To look at this the other way around: a man or woman who joined a religious order and took a vow of poverty surrenders all rights to own property. The simple monk or nun has no duties that require ownership. Yet the clothes on their backs and other such personal items are theirs in all practical senses. If the monastery were to up and move, say, the abbot or abbess might decide that they should leave some belongings behind, thus, in an extreme case, exercising the rights of ownership that fall to the office of abbot with the duty to manage stuff for the good of all and each.
In the middle ages, when this understanding of rights springing from duties was prevalent, a widow might inherit all the belongings of her late husband – but she might not. It might be that another man had by law or custom the duty to care for her and her family, in which case he would become owner of the property.
If you find this outrageous, seeing everywhere opportunities for abuse, I can only agree that this system could be and was abused. My only counter argument is that the system we have today is also abused constantly, and in more frivolous ways, as when in an acrimonious divorce, the parties try to stick it to each other over every last pot and pan, the rights of any children involved being irrelevant or denied outright.
Be that as it may, it remains true, as noted above, that progressives, whether consciously and purposely or not, tend strongly to favor measures that undermine the family, especially the extended family, insofar as families provide a fixed point from which to challenge the power of the state.
In a similar way, we might see restricting the vote to men who own property as outrageous. We can all think of many exceptions that defeat the purpose of such restrictions: the indolent rich, the industrious poor. And, of course, women(2).
So, now, women and men all may vote, regardless of any duties or property they may or may not hold. And perhaps this is, overall, a good thing. My point here, as elsewhere on this blog, it simply to point out that there is always a trade off, a cost to all social changes. Instead of having a representative of the family sally forth into the larger political world as the representative of the family and its interests and cast his vote accordingly, we now have implicitly declared that our duties and rights as citizens are greater than any duties and rights we may have as part of a family. In fact, we recognize fewer such family duties and rights with each passing day.

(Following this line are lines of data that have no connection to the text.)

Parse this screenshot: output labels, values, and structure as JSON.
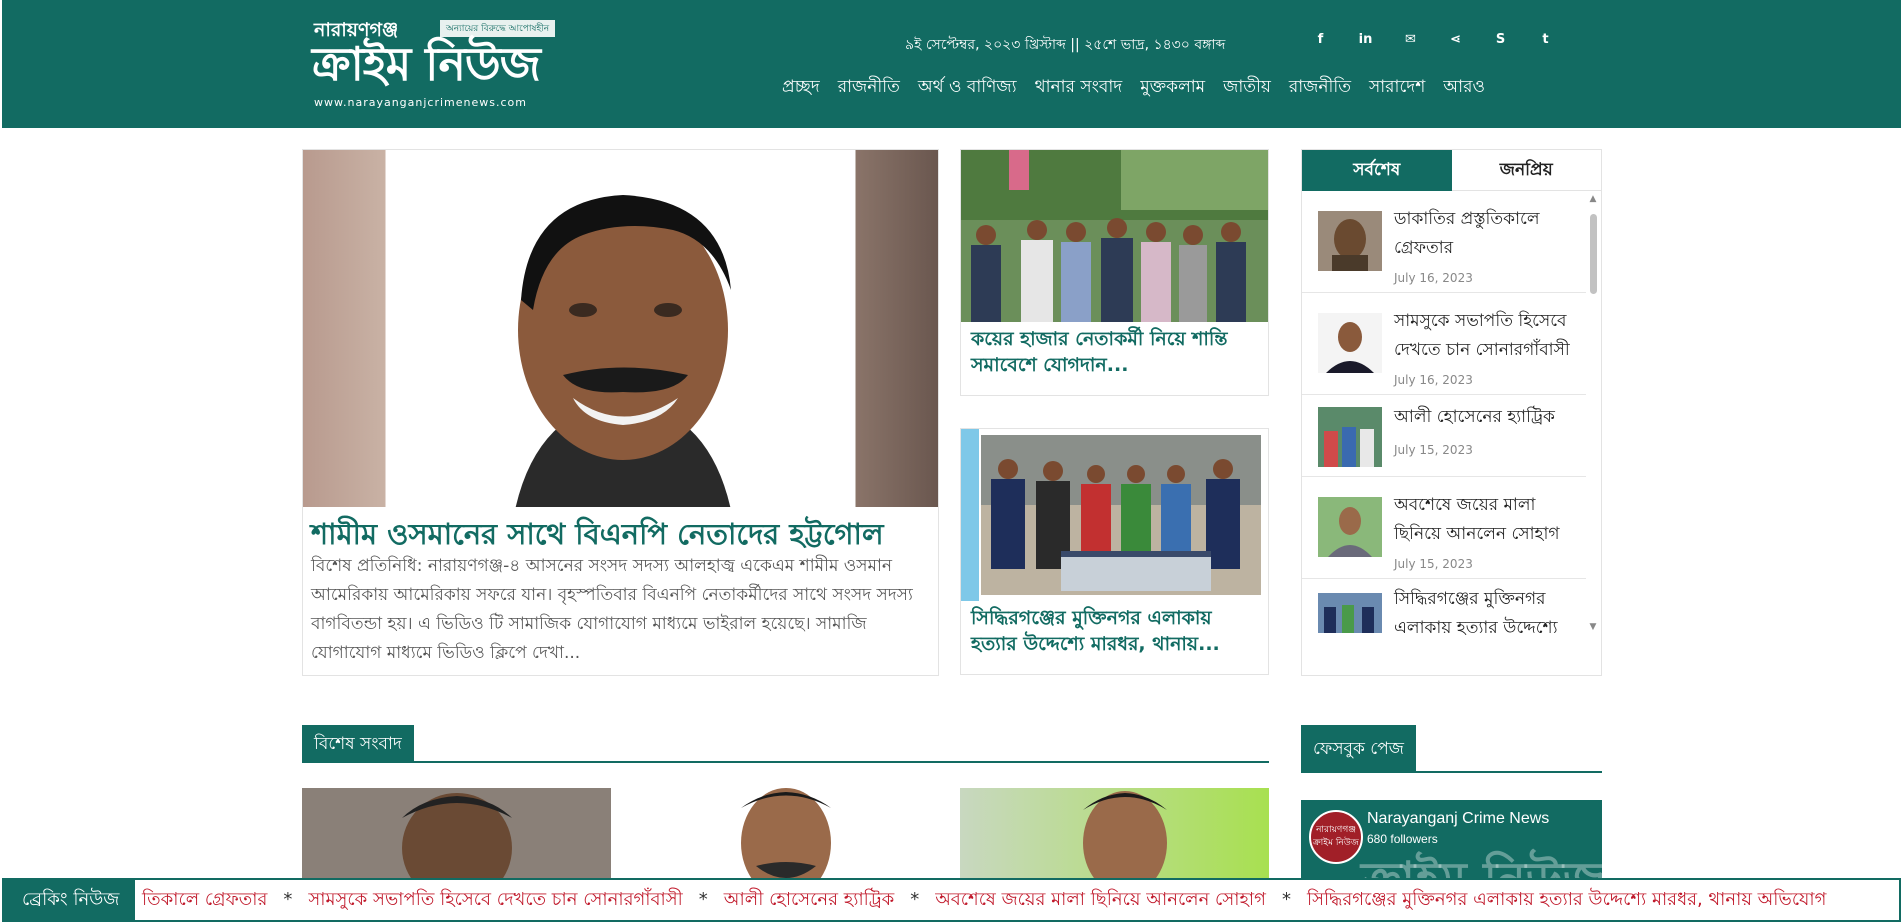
{
  "header": {
    "logo_location": "নারায়ণগঞ্জ",
    "logo_tagline": "অন্যায়ের বিরুদ্ধে আপোষহীন",
    "logo_brand": "ক্রাইম নিউজ",
    "logo_url": "www.narayanganjcrimenews.com",
    "date": "৯ই সেপ্টেম্বর, ২০২৩ খ্রিস্টাব্দ || ২৫শে ভাদ্র, ১৪৩০ বঙ্গাব্দ",
    "socials": [
      {
        "icon": "facebook-icon",
        "glyph": "f"
      },
      {
        "icon": "linkedin-icon",
        "glyph": "in"
      },
      {
        "icon": "email-icon",
        "glyph": "✉"
      },
      {
        "icon": "share-icon",
        "glyph": "⋖"
      },
      {
        "icon": "skype-icon",
        "glyph": "S"
      },
      {
        "icon": "twitter-icon",
        "glyph": "t"
      }
    ],
    "nav": [
      "প্রচ্ছদ",
      "রাজনীতি",
      "অর্থ ও বাণিজ্য",
      "থানার সংবাদ",
      "মুক্তকলাম",
      "জাতীয়",
      "রাজনীতি",
      "সারাদেশ",
      "আরও"
    ]
  },
  "lead": {
    "title": "শামীম ওসমানের সাথে বিএনপি নেতাদের হট্টগোল",
    "excerpt": "বিশেষ প্রতিনিধি: নারায়ণগঞ্জ-৪ আসনের সংসদ সদস্য আলহাজ্ব একেএম শামীম ওসমান আমেরিকায় আমেরিকায় সফরে যান। বৃহস্পতিবার বিএনপি নেতাকর্মীদের সাথে সংসদ সদস্য বাগবিতন্ডা হয়। এ ভিডিও টি সামাজিক যোগাযোগ মাধ্যমে ভাইরাল হয়েছে। সামাজি যোগাযোগ মাধ্যমে ভিডিও ক্লিপে দেখা..."
  },
  "side_stories": [
    {
      "title": "কয়ের হাজার নেতাকর্মী নিয়ে শান্তি সমাবেশে যোগদান..."
    },
    {
      "title": "সিদ্ধিরগঞ্জের মুক্তিনগর এলাকায় হত্যার উদ্দেশ্যে মারধর, থানায়..."
    }
  ],
  "tabs": {
    "active": "সর্বশেষ",
    "inactive": "জনপ্রিয়",
    "items": [
      {
        "title": "ডাকাতির প্রস্তুতিকালে গ্রেফতার",
        "date": "July 16, 2023"
      },
      {
        "title": "সামসুকে সভাপতি হিসেবে দেখতে চান সোনারগাঁবাসী",
        "date": "July 16, 2023"
      },
      {
        "title": "আলী হোসেনের হ্যাট্রিক",
        "date": "July 15, 2023"
      },
      {
        "title": "অবশেষে জয়ের মালা ছিনিয়ে আনলেন সোহাগ",
        "date": "July 15, 2023"
      },
      {
        "title": "সিদ্ধিরগঞ্জের মুক্তিনগর এলাকায় হত্যার উদ্দেশ্যে",
        "date": ""
      }
    ]
  },
  "sections": {
    "special": "বিশেষ সংবাদ",
    "facebook": "ফেসবুক পেজ"
  },
  "facebook": {
    "name": "Narayanganj Crime News",
    "followers": "680 followers",
    "avatar_text": "নারায়ণগঞ্জ ক্রাইম নিউজ",
    "bg_text": "ক্রাইম নিউজ"
  },
  "ticker": {
    "label": "ব্রেকিং নিউজ",
    "items": [
      "তিকালে গ্রেফতার",
      "সামসুকে সভাপতি হিসেবে দেখতে চান সোনারগাঁবাসী",
      "আলী হোসেনের হ্যাট্রিক",
      "অবশেষে জয়ের মালা ছিনিয়ে আনলেন সোহাগ",
      "সিদ্ধিরগঞ্জের মুক্তিনগর এলাকায় হত্যার উদ্দেশ্যে মারধর, থানায় অভিযোগ"
    ],
    "separator": "*"
  },
  "colors": {
    "brand": "#126b62",
    "ticker_text": "#c0182a"
  }
}
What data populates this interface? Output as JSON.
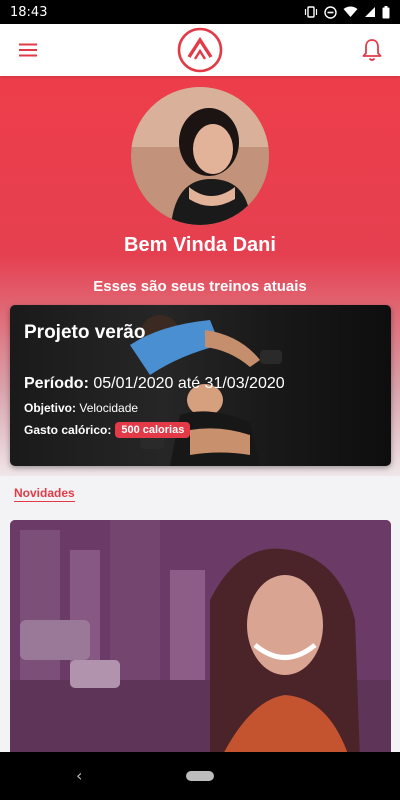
{
  "status_bar": {
    "time": "18:43"
  },
  "app_bar": {
    "menu_icon": "hamburger-menu-icon",
    "logo_icon": "app-logo-icon",
    "bell_icon": "notification-bell-icon"
  },
  "hero": {
    "greeting": "Bem Vinda Dani",
    "subtitle": "Esses são seus treinos atuais"
  },
  "workout": {
    "title": "Projeto verão",
    "period_label": "Período:",
    "period_value": "05/01/2020 até 31/03/2020",
    "objective_label": "Objetivo:",
    "objective_value": "Velocidade",
    "calories_label": "Gasto calórico:",
    "calories_value": "500 calorias"
  },
  "news": {
    "section_title": "Novidades"
  },
  "colors": {
    "accent": "#e23b47",
    "hero_top": "#ee3d4a",
    "background": "#f3f3f5"
  }
}
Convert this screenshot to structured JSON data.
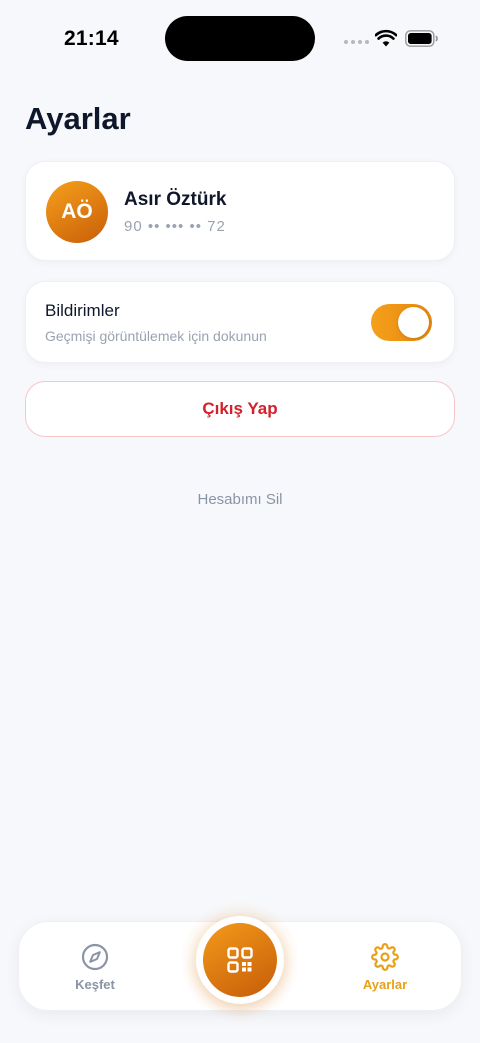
{
  "status_bar": {
    "time": "21:14",
    "icons": [
      "signal-dots-icon",
      "wifi-icon",
      "battery-icon"
    ]
  },
  "page": {
    "title": "Ayarlar"
  },
  "profile": {
    "initials": "AÖ",
    "name": "Asır Öztürk",
    "phone": "90 •• ••• •• 72"
  },
  "notifications": {
    "title": "Bildirimler",
    "subtitle": "Geçmişi görüntülemek için dokunun",
    "enabled": true
  },
  "actions": {
    "logout_label": "Çıkış Yap",
    "delete_account_label": "Hesabımı Sil"
  },
  "bottom_nav": {
    "items": [
      {
        "label": "Keşfet",
        "icon": "compass-icon",
        "active": false
      },
      {
        "label": "Ayarlar",
        "icon": "gear-icon",
        "active": true
      }
    ],
    "center_action_icon": "qr-code-icon"
  },
  "colors": {
    "accent": "#F39A1B",
    "accent_dark": "#C65C08",
    "danger": "#D4202A",
    "muted": "#8A94A6",
    "background": "#F7F8FB"
  }
}
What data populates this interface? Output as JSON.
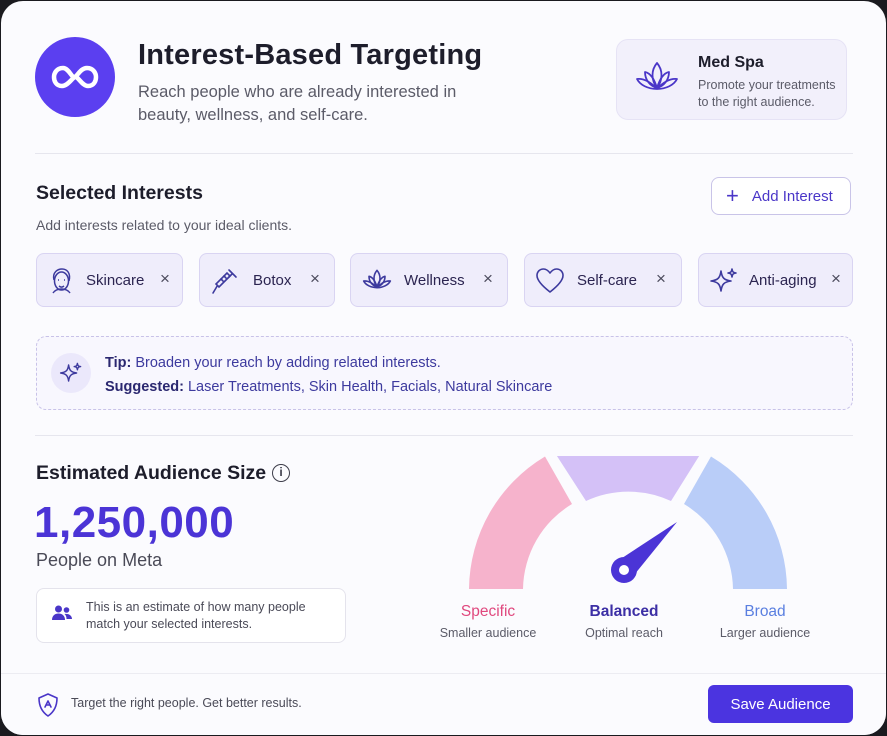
{
  "header": {
    "title": "Interest-Based Targeting",
    "subtitle": "Reach people who are already interested in beauty, wellness, and self-care.",
    "logo_icon": "meta-infinity-icon"
  },
  "business": {
    "name": "Med Spa",
    "description": "Promote your treatments to the right audience.",
    "icon": "lotus-icon"
  },
  "interests": {
    "title": "Selected Interests",
    "subtitle": "Add interests related to your ideal clients.",
    "add_label": "Add Interest",
    "chips": [
      {
        "label": "Skincare",
        "icon": "face-icon"
      },
      {
        "label": "Botox",
        "icon": "syringe-icon"
      },
      {
        "label": "Wellness",
        "icon": "lotus-icon"
      },
      {
        "label": "Self-care",
        "icon": "heart-icon"
      },
      {
        "label": "Anti-aging",
        "icon": "sparkle-icon"
      }
    ],
    "remove_symbol": "×"
  },
  "tip": {
    "label": "Tip:",
    "text": "Broaden your reach by adding related interests.",
    "suggested_label": "Suggested:",
    "suggestions": [
      "Laser Treatments",
      "Skin Health",
      "Facials",
      "Natural Skincare"
    ]
  },
  "audience": {
    "title": "Estimated Audience Size",
    "info_symbol": "i",
    "size": "1,250,000",
    "unit": "People on Meta",
    "note": "This is an estimate of how many people match your selected interests.",
    "gauge": {
      "specific_label": "Specific",
      "specific_sub": "Smaller audience",
      "balanced_label": "Balanced",
      "balanced_sub": "Optimal reach",
      "broad_label": "Broad",
      "broad_sub": "Larger audience",
      "colors": {
        "specific": "#f6b3cc",
        "balanced": "#d4c1f7",
        "broad": "#b9cdf8",
        "needle": "#4b34d6"
      }
    }
  },
  "footer": {
    "text": "Target the right people. Get better results.",
    "save_label": "Save Audience"
  },
  "colors": {
    "accent": "#4b34e0",
    "background": "#fbfbfe"
  }
}
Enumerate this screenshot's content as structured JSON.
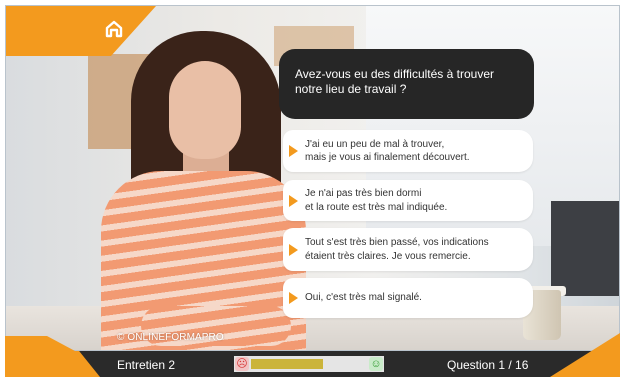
{
  "question": {
    "text": "Avez-vous eu des difficultés à trouver notre lieu de travail ?"
  },
  "answers": [
    {
      "text": "J'ai eu un peu de mal à trouver,\nmais je vous ai finalement découvert."
    },
    {
      "text": "Je n'ai pas très bien dormi\net la route est très mal indiquée."
    },
    {
      "text": "Tout s'est très bien passé, vos indications\nétaient très claires. Je vous remercie."
    },
    {
      "text": "Oui, c'est très mal signalé."
    }
  ],
  "watermark": "© ONLINEFORMAPRO",
  "footer": {
    "title": "Entretien 2",
    "question_count": "Question 1 / 16",
    "progress_fraction": 0.62
  },
  "icons": {
    "home": "home-icon",
    "sad": "sad-face-icon",
    "happy": "happy-face-icon",
    "answer_marker": "arrow-right-icon"
  },
  "colors": {
    "accent": "#f39a1e",
    "bubble": "#262626",
    "footer": "#2a2a2a",
    "progress": "#cbb43a"
  }
}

That a vote might cause dissention within a family is considered no cost at all; that a vote might put members of a family at cross purposes is almost a joke. Thus, both the family and voting are trivialized. Is this really better?
- To all 6 of my regular readers – Just kidding! Love you all!
- Mike Flynn, in his epic Eifelheim, set largely in 14th century Germany, mentions in passing a couple cases where the duties of men fell to women – who then had rights they exercised shoulder to shoulder with the men. Given mortality rates and life expectancies – even without the occasional Black Death – a society would have to have orderly ways for property to be inherited and managed. It is greatly to the honor of those medieval villagers that they had such humane ways of handling transitions brought about by the death of a property owner. Unlike, say, a society in which not just the stuff they owned, but the villagers themselves would be considered the property of the king.